Records for the exercise:
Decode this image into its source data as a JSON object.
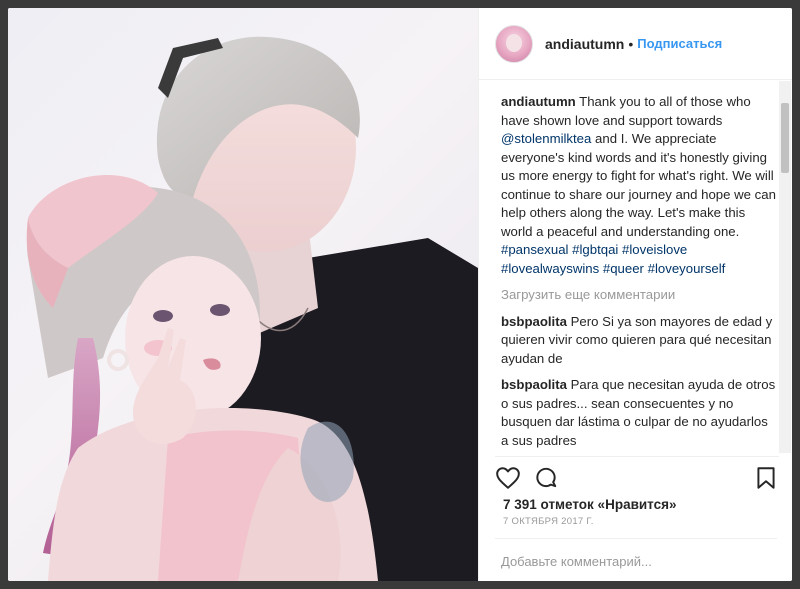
{
  "post": {
    "username": "andiautumn",
    "separator": "•",
    "follow_label": "Подписаться"
  },
  "caption": {
    "username": "andiautumn",
    "text_1": "Thank you to all of those who have shown love and support towards",
    "mention": "@stolenmilktea",
    "text_2": "and I. We appreciate everyone's kind words and it's honestly giving us more energy to fight for what's right. We will continue to share our journey and hope we can help others along the way. Let's make this world a peaceful and understanding one.",
    "hashtags": [
      "#pansexual",
      "#lgbtqai",
      "#loveislove",
      "#lovealwayswins",
      "#queer",
      "#loveyourself"
    ]
  },
  "load_more_label": "Загрузить еще комментарии",
  "comments": [
    {
      "username": "bsbpaolita",
      "text": "Pero Si ya son mayores de edad y quieren vivir como quieren para qué necesitan ayudan de"
    },
    {
      "username": "bsbpaolita",
      "text": "Para que necesitan ayuda de otros o sus padres... sean consecuentes y no busquen dar lástima o culpar de no ayudarlos a sus padres"
    }
  ],
  "likes_text": "7 391 отметок «Нравится»",
  "date_text": "7 ОКТЯБРЯ 2017 Г.",
  "add_comment_placeholder": "Добавьте комментарий...",
  "icons": {
    "like": "heart-icon",
    "comment": "speech-bubble-icon",
    "save": "bookmark-icon"
  },
  "colors": {
    "link": "#003569",
    "follow": "#3897f0",
    "text": "#262626",
    "muted": "#999999"
  }
}
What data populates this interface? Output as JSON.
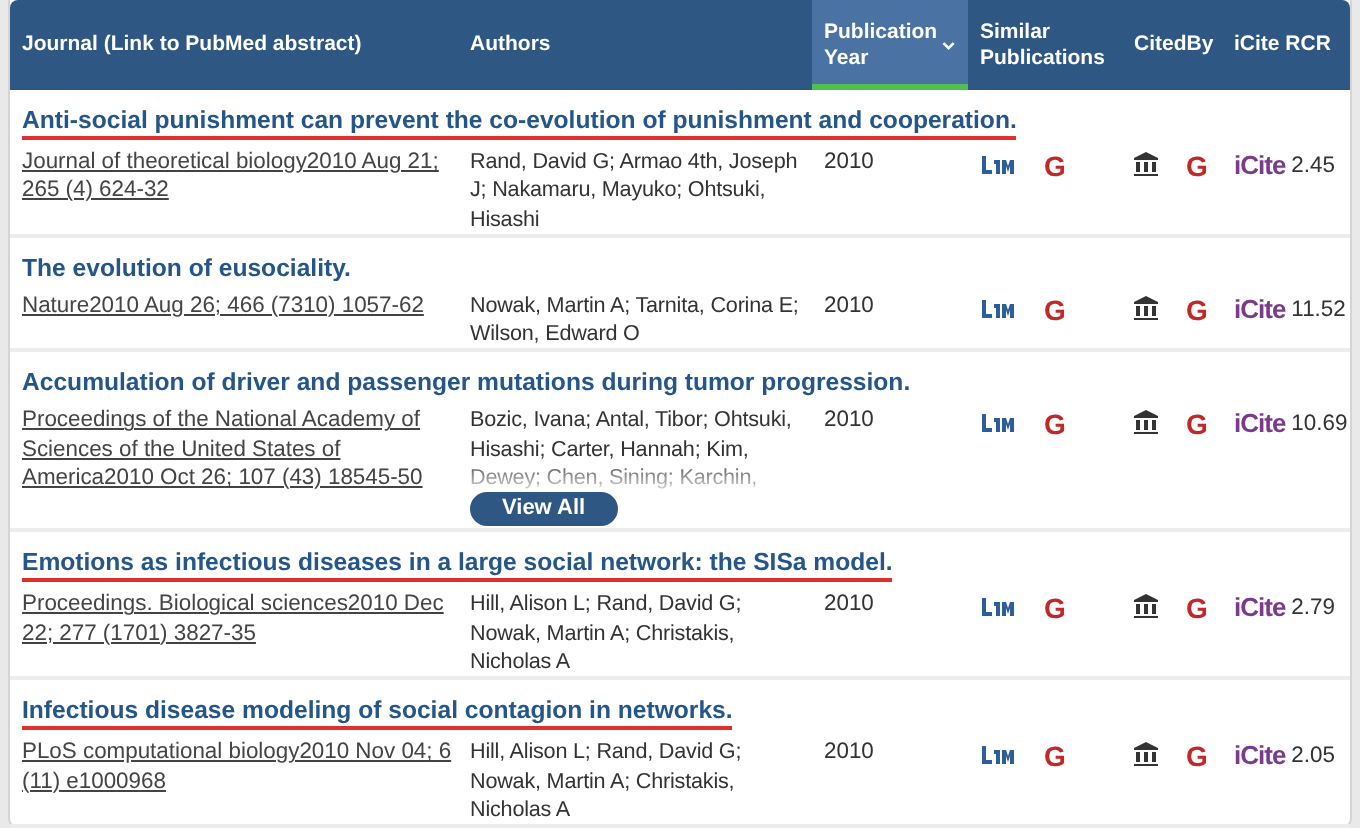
{
  "header": {
    "columns": [
      {
        "label": "Journal (Link to PubMed abstract)",
        "sorted": false
      },
      {
        "label": "Authors",
        "sorted": false
      },
      {
        "label": "Publication Year",
        "sorted": true
      },
      {
        "label": "Similar Publications",
        "sorted": false
      },
      {
        "label": "CitedBy",
        "sorted": false
      },
      {
        "label": "iCite RCR",
        "sorted": false
      }
    ]
  },
  "rows": [
    {
      "title": "Anti-social punishment can prevent the co-evolution of punishment and cooperation.",
      "highlighted": true,
      "journal": "Journal of theoretical biology2010 Aug 21; 265 (4) 624-32",
      "authors": "Rand, David G; Armao 4th, Joseph J; Nakamaru, Mayuko; Ohtsuki, Hisashi",
      "authors_collapsed": false,
      "year": "2010",
      "similar_google": "G",
      "cited_google": "G",
      "icite_logo": "iCite",
      "rcr": "2.45"
    },
    {
      "title": "The evolution of eusociality.",
      "highlighted": false,
      "journal": "Nature2010 Aug 26; 466 (7310) 1057-62",
      "authors": "Nowak, Martin A; Tarnita, Corina E; Wilson, Edward O",
      "authors_collapsed": false,
      "year": "2010",
      "similar_google": "G",
      "cited_google": "G",
      "icite_logo": "iCite",
      "rcr": "11.52"
    },
    {
      "title": "Accumulation of driver and passenger mutations during tumor progression.",
      "highlighted": false,
      "journal": "Proceedings of the National Academy of Sciences of the United States of America2010 Oct 26; 107 (43) 18545-50",
      "authors": "Bozic, Ivana; Antal, Tibor; Ohtsuki, Hisashi; Carter, Hannah; Kim, Dewey; Chen, Sining; Karchin,",
      "authors_collapsed": true,
      "view_all": "View All",
      "year": "2010",
      "similar_google": "G",
      "cited_google": "G",
      "icite_logo": "iCite",
      "rcr": "10.69"
    },
    {
      "title": "Emotions as infectious diseases in a large social network: the SISa model.",
      "highlighted": true,
      "journal": "Proceedings. Biological sciences2010 Dec 22; 277 (1701) 3827-35",
      "authors": "Hill, Alison L; Rand, David G; Nowak, Martin A; Christakis, Nicholas A",
      "authors_collapsed": false,
      "year": "2010",
      "similar_google": "G",
      "cited_google": "G",
      "icite_logo": "iCite",
      "rcr": "2.79"
    },
    {
      "title": "Infectious disease modeling of social contagion in networks.",
      "highlighted": true,
      "journal": "PLoS computational biology2010 Nov 04; 6 (11) e1000968",
      "authors": "Hill, Alison L; Rand, David G; Nowak, Martin A; Christakis, Nicholas A",
      "authors_collapsed": false,
      "year": "2010",
      "similar_google": "G",
      "cited_google": "G",
      "icite_logo": "iCite",
      "rcr": "2.05"
    }
  ]
}
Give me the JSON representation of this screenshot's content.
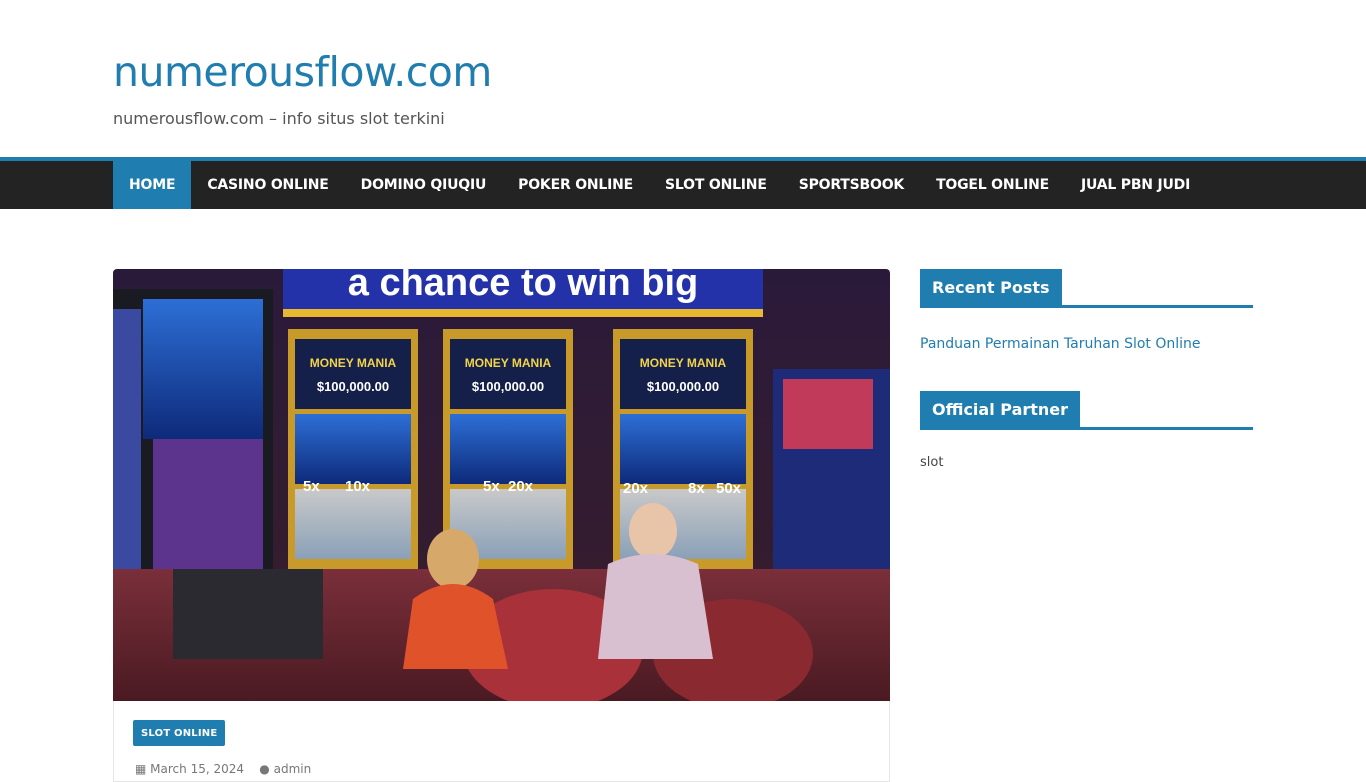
{
  "site": {
    "title": "numerousflow.com",
    "tagline": "numerousflow.com – info situs slot terkini"
  },
  "nav": {
    "items": [
      {
        "label": "HOME",
        "active": true
      },
      {
        "label": "CASINO ONLINE"
      },
      {
        "label": "DOMINO QIUQIU"
      },
      {
        "label": "POKER ONLINE"
      },
      {
        "label": "SLOT ONLINE"
      },
      {
        "label": "SPORTSBOOK"
      },
      {
        "label": "TOGEL ONLINE"
      },
      {
        "label": "JUAL PBN JUDI"
      }
    ]
  },
  "article": {
    "image_banner_text": "a chance to win big",
    "machine_brand": "MONEY MANIA",
    "jackpot": "$100,000.00",
    "multipliers": [
      "5x",
      "10x",
      "5x",
      "20x",
      "20x",
      "8x",
      "50x"
    ],
    "category": "SLOT ONLINE",
    "date": "March 15, 2024",
    "author": "admin"
  },
  "sidebar": {
    "recent_posts": {
      "title": "Recent Posts",
      "items": [
        "Panduan Permainan Taruhan Slot Online"
      ]
    },
    "official_partner": {
      "title": "Official Partner",
      "text": "slot"
    }
  },
  "colors": {
    "accent": "#207daf",
    "nav_bg": "#232323"
  }
}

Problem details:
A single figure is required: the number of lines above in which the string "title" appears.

Solution to this task:
8